* All images from the author’s website. Social media use allowed. *
A few days ago I came across a post on Time titled “5 Things I’ve Learned from Being ‘Ugly’” written by Robert Hoge, a former journalist and political advisor from Brisbane, Australia. He is the author of Ugly: A Memoir, of which an international children’s version has been recently released. Ugly is Robert Hoge’s painful, honest and gloriously life-affirming account – of his experience and acceptance of his deformity and disability. The youngest of five children, Hoge was born in 1972 with damaged legs and a tumour the size of a baby’s fist in the middle of his face that had developed early while he was in the womb. It had pushed his eyes to the sides of his face – like a fish.
His mother, already aware that something might not be quite right with her newborn baby, refused to look at him for days.

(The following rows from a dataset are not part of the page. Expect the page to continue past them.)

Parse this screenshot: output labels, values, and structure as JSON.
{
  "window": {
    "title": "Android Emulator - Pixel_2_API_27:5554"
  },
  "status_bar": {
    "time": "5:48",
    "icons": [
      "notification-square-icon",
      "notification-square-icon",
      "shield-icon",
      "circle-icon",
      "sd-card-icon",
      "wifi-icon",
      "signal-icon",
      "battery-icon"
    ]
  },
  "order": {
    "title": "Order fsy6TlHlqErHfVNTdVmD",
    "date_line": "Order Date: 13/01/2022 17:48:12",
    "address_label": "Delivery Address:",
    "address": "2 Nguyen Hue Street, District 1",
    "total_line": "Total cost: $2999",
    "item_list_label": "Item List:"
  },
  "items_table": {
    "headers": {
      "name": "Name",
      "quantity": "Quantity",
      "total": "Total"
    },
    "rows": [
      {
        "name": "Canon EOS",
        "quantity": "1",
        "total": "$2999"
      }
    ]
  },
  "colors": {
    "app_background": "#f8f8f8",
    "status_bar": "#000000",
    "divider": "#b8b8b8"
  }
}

When she did encounter him, she decided she was not taking him home. In her diary, Mary Hoge recorded:
I didn’t feel anything for this baby. I had shut off completely. I had made up my mind I was not taking him home. One nun kept telling me he was my responsibility and that I had to take him home. The more she told me this, the more determined I became that I wouldn’t.
She talked to doctors, family, friends, priests and other people. Over time, her feelings softened and ultimately, she and her husband Vince, allowed their four children to vote on the issue. The family welcomed Robert and raised him lovingly as he continued to visit and be treated by any number of specialists – the plastic surgeon, the orthodontist, the optometrist, the ophthalmologist. Despite the risks of infection, the tumour was removed, the legs amputated, the cartilage from the toes used to build a nose – all this because his internal organs were fine and healthy. “Were I mentally deficient,” he writes, “they probably wouldn’t have planned any major operations to correct my facial deformities.”
As he has lived his life from hospital through school and college and work, enduring curious stares and nasty name-calling, Robert Hoge has realised a number of important things. Humans are social creatures who find meaning by existing in groups, he points out. Our initial passport into these groups is not our thoughts or feelings or wallets or family trees – but our faces. He understands this more intensely than most of us because onlookers, always, are more disposed to registering his unusual facial features than noticing his prosthetic legs, even though the latter happen to be a greater source of discomfort for him.
“It’s what’s inside that counts” – we like to say and listen to this. No, appearances do matter, Robert Hoge insists. Now a husband and father, he wants to give a direct and frank message to the world, especially to young people. When kids ask why someone looks different and we respond with “looks don’t matter that much,” he says, “we actually do that person a disservice by drawing a cloak of invisibility over their appearance.” Ugliness may not be equal to beauty but it is not the absence of beauty. Ugliness is its own, wonderful thing. Also, beauty is not just a high tip like Mount Everest but “a million points on the map” – it may take root in different environments, emerge in a variety of spaces, manifest itself in dissimilar forms.
Just as he has understood the importance of the face, Hoge has learnt the power and value of names: “Naming something is one of the most meaningful things we can do. Naming a child is something of beauty. But names at work, at school, in the playground, can signify affection or be something of an affliction.” He acquired a roster of nicknames – “Toothpick-Legs”, “Stumpy”, “Pinocchio”, “Retard”, “Cripple”, “Flat-Nose”. The one that hurt him the most was “Toe-Nose”. This one was too specific. It cut to the very heart of him, making him ashamed of the good work the doctors had done – “Sometimes I even wished they hadn’t bothered.”
For Robert Hoge, his ugliness is a great part of who he is. He writes: “If you try to separate me from my scars before even engaging me in a discussion about the issue, I may as well have never existed in the first place.” In and out of clinics and operation theatres he forever was. As a result, he became “a child who was both more outgoing, talkative and precocious than I otherwise would have been, but also happy with my own company.”
His doctors wanted to perform a major surgery when he was 14 so that he may better adjust in society, particularly with girls. They wanted to make him more “normal.” But the procedure was dangerous. Yes, he could finally feel “the pride of appearance” but he could also go blind in the process. Robert’s brother Michael asked, “What use is looking pretty, if he can’t even see himself?” In that moment, Robert made a choice. He would stop being a canvas for surgeons. He simply “owned his face”.
Watch his courageous and inspiring talk and interview. Timeless words – timely for our Photoshop-obsessed societies.
You can also watch a documentary on Robert Hoge on ABC.